A Bright Future

Fishing for shrimp with lights In Titusville

Fishing for shrimp with lights In Titusville

The trip was inspiring in many ways and simultaneously illustrative of the current divides and tensions in our country. Our amazing NASA Social group and the fantastic NASA employees and retirees we spent our weekend with make their living in the booming, high-tech economies: several people on the trip actually make their living from Youtube revenues; others work for high-tech companies; and still others are educators. But Titusville, the nearest town to the KSC and where I stayed, has not fared so well in recent years. I watched a guy attempt to pass off a third party check at a store, and afterwards the clerk told me that counterfeit bills were very common in the area. "There's a lot going on here", she said, an impression backed up with fact: Titusville gets a "F" for crime from Areavibes.

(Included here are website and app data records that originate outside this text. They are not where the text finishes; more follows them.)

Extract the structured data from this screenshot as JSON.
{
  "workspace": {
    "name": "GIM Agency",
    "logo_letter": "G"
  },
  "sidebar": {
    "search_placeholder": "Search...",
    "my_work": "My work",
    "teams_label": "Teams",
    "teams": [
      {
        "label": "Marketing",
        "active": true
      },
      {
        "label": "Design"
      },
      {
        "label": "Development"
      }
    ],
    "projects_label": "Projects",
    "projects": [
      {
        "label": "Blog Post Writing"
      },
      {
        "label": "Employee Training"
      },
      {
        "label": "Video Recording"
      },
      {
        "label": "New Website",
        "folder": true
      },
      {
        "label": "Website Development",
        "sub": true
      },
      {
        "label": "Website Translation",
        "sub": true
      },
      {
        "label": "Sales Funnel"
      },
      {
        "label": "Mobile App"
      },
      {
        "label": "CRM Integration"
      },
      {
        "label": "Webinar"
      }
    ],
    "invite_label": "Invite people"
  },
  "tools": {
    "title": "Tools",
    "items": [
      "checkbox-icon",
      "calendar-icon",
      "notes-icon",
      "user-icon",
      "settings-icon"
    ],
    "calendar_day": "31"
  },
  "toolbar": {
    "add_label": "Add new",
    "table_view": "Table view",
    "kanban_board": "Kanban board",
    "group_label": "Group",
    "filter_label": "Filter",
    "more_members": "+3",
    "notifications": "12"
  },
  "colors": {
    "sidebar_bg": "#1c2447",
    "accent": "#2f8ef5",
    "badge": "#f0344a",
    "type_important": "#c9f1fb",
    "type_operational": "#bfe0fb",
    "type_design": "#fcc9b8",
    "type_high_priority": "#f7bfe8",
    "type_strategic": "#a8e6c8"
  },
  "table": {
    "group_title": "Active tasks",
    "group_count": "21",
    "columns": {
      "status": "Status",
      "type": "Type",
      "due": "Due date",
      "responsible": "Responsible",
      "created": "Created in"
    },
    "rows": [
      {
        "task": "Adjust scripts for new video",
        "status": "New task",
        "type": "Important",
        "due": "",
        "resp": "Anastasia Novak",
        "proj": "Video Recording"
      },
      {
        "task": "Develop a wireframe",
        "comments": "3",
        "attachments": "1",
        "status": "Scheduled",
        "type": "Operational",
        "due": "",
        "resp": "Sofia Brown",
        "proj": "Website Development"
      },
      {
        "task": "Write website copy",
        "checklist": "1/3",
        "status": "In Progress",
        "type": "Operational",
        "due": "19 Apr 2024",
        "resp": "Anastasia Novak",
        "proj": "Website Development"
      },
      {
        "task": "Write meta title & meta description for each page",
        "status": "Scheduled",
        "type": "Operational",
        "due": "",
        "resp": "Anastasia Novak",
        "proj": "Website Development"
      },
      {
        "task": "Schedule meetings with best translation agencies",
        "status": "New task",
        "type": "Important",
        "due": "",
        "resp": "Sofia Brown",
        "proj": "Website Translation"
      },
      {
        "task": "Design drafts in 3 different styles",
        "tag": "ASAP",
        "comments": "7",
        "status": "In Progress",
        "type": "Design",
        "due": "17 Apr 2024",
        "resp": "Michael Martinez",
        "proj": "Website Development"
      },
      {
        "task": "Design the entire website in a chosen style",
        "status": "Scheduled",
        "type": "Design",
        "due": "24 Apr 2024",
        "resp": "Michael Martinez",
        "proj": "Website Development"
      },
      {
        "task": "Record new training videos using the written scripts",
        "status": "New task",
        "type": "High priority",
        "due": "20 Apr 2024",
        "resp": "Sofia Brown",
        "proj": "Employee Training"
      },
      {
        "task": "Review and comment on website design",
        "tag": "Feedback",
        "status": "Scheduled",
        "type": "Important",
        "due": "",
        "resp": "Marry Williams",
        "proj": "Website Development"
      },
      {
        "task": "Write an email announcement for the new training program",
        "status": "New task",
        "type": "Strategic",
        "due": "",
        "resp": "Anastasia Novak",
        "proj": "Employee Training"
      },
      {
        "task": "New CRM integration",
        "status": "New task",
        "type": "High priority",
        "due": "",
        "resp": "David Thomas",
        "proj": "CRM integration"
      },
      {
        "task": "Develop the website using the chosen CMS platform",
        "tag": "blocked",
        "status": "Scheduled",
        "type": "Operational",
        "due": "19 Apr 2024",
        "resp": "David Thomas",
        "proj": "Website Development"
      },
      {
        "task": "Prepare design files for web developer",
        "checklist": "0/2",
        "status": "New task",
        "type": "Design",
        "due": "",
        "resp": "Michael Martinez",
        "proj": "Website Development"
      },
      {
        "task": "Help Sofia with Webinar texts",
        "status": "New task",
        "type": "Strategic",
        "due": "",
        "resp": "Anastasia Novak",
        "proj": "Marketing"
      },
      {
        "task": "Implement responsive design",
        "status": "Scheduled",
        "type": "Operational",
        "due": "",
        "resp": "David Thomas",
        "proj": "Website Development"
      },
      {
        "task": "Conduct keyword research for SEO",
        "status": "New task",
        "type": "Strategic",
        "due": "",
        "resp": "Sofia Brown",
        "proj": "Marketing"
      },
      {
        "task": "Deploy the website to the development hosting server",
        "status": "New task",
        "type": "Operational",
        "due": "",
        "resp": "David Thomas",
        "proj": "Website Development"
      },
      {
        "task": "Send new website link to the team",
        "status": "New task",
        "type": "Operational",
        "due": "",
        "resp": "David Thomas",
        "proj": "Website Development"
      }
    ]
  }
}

After the first launch was postponed, I went (as I often do) driving around backroads looking to see what I could see. I ended up down a dirt road near a bridge that was shut down for repair over the Haulover canal. It seemed a bit sketchy, but I wanted to see the canal since manatees reportedly hang out there. Walking in, I saw an older SUV parked; all its windows were darkly tinted, but I could see that a large Hispanic family was sitting inside. The driver's side rear window was rolled down, and as I walked by a young kid in the back seat said to/at me, "Donald Trump!"  I wasn't sure what to make of this; it could have been meant as a threat, an accusation or a caution. Feeling a bit isolated, I laughed it off and didn't engage.  I've been to 49 states and have spent a lot of time in sketchy places, but this had to be one of the most surreal encounters I've ever had. 

However, I finished this trip feeling very hopeful. The revitalization of the KSC and the amazing work by SpaceX, United Launch Alliance, Orbital, NASA and many others will benefit not only the immediate area on the Florida space coast but to the whole country. Half awake after the delayed launch, I had lunch at Steve's Family Diner in Titusville. It's a great place, and while many of the clientele have obviously had pretty rough lives and are just making ends meet, all around me people were talking about the launch. And after I returned home, I was talking about the trip to one of my students who grew up in a poor area deep in Queens. He said to me, "I don't have many heroes but [SpaceX founder] Elon Musk is one."  In the tumultuous times in which we live, this rocket launch was a literal beacon of hope for a bright future.

Full set of photos here, and on Instagram.